However, the fact that they do tricks in swimming pools doesn’t mean anything. It’s actually because they are motivated with food. Usually, their meals are separated into several portions depending on the number of shows or practice sessions they have and the animals are always kept a little hungry and they soon realize that if they don’t follow their orders, they will be kept hungry. By the way, the food they are given is often very bad. They may be fed with frozen or dead fish that they wouldn’t normally eat in their natural habitat.
Myth № 6: They feel at home in the places where they’re kept.
In their natural habitat, dolphins spend a lot of time and energy looking for and supporting a relationship. They live in big groups. They need a social group in order to have a normal life. So, when you lock a dolphin in a small space with other animals, it is no different from locking a person in a room with other people they don’t know. Forced loneliness drives animals insane.
A trainer who prepared dolphins for shooting the popular TV show Flipper has reconsidered his opinion on keeping animals in captivity after one of his animals died in his presence because of stress. It often happens that ex-trainers will turn around and start protecting the animals they used to train. They will also usually lead or join the fight against keeping them prisoners serving as the main sources of information on the lives of captive dolphins.
Myth № 7: Traveling dolphinariums make it possible for people to learn more about life in the wild.

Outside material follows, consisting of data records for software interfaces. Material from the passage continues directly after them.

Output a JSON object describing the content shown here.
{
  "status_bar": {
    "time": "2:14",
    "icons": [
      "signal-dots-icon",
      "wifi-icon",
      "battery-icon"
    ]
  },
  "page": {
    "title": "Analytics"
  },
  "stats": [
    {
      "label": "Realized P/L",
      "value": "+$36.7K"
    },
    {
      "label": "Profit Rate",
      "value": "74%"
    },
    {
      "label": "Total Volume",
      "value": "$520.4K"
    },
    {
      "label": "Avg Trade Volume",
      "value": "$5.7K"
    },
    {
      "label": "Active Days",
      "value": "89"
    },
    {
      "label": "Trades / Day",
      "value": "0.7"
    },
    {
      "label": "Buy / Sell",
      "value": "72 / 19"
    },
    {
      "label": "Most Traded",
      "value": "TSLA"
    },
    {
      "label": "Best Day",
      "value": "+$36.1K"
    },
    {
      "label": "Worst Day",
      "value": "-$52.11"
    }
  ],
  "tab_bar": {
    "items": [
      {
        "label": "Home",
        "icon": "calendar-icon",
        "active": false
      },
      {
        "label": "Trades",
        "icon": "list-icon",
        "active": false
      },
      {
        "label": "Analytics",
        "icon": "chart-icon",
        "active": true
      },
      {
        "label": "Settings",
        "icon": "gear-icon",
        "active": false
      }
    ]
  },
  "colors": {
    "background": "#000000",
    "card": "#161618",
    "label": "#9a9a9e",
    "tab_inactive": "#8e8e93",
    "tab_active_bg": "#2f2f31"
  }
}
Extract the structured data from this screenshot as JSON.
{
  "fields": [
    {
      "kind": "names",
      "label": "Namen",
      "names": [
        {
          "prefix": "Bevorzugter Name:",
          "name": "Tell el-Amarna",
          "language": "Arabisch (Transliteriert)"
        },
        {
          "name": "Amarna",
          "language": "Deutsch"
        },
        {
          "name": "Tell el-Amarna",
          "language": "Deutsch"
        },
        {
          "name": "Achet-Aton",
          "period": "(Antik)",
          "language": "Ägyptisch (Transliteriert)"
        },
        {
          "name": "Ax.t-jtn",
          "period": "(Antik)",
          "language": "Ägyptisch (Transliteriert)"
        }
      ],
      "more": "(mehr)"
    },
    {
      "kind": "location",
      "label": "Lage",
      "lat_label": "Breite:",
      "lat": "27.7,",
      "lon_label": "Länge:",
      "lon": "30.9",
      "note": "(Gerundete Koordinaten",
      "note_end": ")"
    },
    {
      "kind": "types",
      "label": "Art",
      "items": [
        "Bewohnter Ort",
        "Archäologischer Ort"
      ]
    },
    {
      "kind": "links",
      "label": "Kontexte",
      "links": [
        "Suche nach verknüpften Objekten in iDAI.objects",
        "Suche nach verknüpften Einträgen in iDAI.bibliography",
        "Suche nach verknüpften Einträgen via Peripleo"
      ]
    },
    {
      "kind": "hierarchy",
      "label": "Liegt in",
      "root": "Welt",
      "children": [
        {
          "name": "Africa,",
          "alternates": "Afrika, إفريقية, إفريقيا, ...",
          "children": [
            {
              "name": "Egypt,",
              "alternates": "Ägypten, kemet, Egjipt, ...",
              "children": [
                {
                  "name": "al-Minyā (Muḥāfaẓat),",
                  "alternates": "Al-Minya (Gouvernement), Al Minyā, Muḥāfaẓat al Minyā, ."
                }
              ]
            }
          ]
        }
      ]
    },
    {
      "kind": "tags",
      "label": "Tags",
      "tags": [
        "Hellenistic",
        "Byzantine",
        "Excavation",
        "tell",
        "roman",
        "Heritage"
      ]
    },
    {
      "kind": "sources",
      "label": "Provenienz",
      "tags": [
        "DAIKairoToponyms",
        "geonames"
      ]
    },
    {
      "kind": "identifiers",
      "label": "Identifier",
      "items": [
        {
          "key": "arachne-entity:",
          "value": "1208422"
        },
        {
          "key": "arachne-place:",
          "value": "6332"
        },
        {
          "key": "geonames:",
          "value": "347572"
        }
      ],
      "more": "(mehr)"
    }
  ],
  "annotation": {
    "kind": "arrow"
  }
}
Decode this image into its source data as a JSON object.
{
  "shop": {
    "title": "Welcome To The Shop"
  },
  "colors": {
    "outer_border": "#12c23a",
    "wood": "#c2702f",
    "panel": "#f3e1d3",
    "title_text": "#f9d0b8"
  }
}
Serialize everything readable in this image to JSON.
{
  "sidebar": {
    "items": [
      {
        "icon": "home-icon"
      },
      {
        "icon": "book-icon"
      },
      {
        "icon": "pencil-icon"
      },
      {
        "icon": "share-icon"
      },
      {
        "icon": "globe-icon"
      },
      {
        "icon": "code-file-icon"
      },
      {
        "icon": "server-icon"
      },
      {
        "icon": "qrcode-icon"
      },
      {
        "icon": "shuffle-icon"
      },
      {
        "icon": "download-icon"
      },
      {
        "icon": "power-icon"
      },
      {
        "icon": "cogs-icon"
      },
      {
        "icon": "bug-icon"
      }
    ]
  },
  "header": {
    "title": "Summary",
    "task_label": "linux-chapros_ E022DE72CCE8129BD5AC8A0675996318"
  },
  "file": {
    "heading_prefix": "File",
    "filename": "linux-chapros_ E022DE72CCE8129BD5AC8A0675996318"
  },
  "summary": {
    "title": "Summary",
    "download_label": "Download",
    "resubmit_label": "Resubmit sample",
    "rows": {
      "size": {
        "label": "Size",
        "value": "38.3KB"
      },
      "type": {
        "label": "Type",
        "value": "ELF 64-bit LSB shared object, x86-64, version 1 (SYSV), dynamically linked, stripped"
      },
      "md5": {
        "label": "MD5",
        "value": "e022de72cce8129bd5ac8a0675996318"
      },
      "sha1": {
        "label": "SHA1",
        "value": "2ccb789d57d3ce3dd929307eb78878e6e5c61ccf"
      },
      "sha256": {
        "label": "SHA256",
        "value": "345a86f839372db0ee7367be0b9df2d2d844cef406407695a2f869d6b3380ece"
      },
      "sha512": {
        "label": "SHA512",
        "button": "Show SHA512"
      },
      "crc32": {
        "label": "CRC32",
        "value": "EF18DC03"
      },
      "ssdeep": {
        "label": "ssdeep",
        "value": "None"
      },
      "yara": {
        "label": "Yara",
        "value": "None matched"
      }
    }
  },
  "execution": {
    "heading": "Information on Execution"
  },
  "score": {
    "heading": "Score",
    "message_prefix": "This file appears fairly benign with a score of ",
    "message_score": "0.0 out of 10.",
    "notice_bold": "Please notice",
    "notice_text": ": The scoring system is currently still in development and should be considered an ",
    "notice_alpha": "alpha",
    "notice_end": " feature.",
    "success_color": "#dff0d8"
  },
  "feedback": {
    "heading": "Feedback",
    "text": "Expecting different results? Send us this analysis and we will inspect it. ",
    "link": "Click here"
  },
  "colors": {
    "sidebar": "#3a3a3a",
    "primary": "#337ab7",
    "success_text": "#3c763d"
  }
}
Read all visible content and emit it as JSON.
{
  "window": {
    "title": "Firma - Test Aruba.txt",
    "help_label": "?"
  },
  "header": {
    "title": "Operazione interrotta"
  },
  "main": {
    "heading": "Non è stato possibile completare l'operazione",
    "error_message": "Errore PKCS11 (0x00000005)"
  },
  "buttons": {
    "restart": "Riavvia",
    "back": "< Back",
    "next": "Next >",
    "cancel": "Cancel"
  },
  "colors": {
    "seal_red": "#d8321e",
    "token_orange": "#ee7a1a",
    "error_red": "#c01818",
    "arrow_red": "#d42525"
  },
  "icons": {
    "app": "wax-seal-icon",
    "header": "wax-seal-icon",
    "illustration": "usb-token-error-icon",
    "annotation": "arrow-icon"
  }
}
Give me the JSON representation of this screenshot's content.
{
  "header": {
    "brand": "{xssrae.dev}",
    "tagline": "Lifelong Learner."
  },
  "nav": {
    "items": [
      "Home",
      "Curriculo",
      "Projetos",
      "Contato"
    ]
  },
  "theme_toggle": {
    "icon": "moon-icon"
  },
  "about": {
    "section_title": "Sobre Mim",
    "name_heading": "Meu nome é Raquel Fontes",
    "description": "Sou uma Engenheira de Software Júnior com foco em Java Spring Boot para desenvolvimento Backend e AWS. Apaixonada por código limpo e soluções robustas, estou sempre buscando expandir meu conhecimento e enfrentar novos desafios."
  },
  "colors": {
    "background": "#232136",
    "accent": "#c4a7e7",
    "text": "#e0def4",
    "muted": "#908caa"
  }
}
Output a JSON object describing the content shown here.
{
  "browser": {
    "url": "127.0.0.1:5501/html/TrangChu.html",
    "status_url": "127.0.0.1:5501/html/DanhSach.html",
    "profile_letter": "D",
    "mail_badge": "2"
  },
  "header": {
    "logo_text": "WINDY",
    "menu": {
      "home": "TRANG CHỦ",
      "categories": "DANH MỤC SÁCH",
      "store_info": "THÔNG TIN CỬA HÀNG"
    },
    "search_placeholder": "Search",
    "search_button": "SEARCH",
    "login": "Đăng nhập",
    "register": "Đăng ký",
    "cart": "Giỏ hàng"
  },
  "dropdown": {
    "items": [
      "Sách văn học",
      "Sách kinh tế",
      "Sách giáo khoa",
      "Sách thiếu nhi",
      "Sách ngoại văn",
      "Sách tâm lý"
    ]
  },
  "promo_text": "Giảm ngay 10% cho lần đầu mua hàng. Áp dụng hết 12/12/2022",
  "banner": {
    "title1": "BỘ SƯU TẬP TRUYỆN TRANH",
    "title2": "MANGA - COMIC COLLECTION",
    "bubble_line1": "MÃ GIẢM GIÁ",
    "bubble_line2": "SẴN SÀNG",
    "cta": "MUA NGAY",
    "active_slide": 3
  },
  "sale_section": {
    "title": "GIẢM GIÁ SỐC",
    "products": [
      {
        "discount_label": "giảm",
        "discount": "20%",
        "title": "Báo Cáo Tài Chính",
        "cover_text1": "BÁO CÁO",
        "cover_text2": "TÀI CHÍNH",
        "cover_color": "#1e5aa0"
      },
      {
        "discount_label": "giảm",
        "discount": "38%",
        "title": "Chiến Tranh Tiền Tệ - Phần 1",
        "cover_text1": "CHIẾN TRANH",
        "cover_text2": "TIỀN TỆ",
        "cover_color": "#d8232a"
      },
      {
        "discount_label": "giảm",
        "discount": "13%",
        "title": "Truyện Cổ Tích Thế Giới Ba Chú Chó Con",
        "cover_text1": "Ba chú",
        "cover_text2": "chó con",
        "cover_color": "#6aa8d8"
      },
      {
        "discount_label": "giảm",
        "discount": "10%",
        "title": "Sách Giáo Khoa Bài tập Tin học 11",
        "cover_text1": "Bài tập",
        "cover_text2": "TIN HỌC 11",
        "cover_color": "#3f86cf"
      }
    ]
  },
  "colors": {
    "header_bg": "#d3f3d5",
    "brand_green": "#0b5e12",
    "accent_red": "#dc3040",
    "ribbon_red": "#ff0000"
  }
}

As we’ve already mentioned, not even the biggest swimming pool can recreate a natural habitat for these animals. When it comes to moving dolphinariums, this becomes even more true, which means that animals have to deal with exponentially more stress. Every time they are moved to a new place, they have to spend 5 to 8 days in small dark barrels. The size of these barrels is just a little bigger than the size of the animals. And there are usually 2-3 animals in one barrel.
Interestingly, the risk for people’s health also increases with traveling dolphinariums. The microflora of these animals becomes more dangerous for people. Bacteria can be easily transmitted by touch, for example, when taking a picture with an animal, or even in splashing water (and the quality of water is much worse than in an ordinary pool).
Myth № 8: Dolphins are real healers.
Often, dolphin therapy includes swimming with animals and some other exercises and this program usually requires that you visit a few times. Dolphinariums actively promote this service, especially to children who need treatment.
The studies that claim that dolphin therapy is useful, usually don’t consider the fact that the effect it has (if it has any effect at all) is short-term and placebo-like. Most of the time, people are just excited because they went somewhere new, they got a lot of attention, people smiled at them, and they felt happy. One of the counterarguments is that people are also often attacked during these sessions.
There are several documentaries that have revealed the secrets of this business, like the Oscar-winning movie The Cove. However, even after watching movies like this, some people say that if you let all these animals back into the ocean, they would die.
This is exactly why nothing will change if people keep visiting dolphinariums. Despite all the risks, it is possible that the animals will be able to adapt to their natural habitat, even though it will take a lot of work and time. So instead, maybe we should look for excuses when considering buying tickets for these shows. Share this article with people who still don’t know what’s behind the scenes.
Have you ever visited a dolphin show? Would you like to go there again after reading this article?
Preview photo credit richardobarry / instagram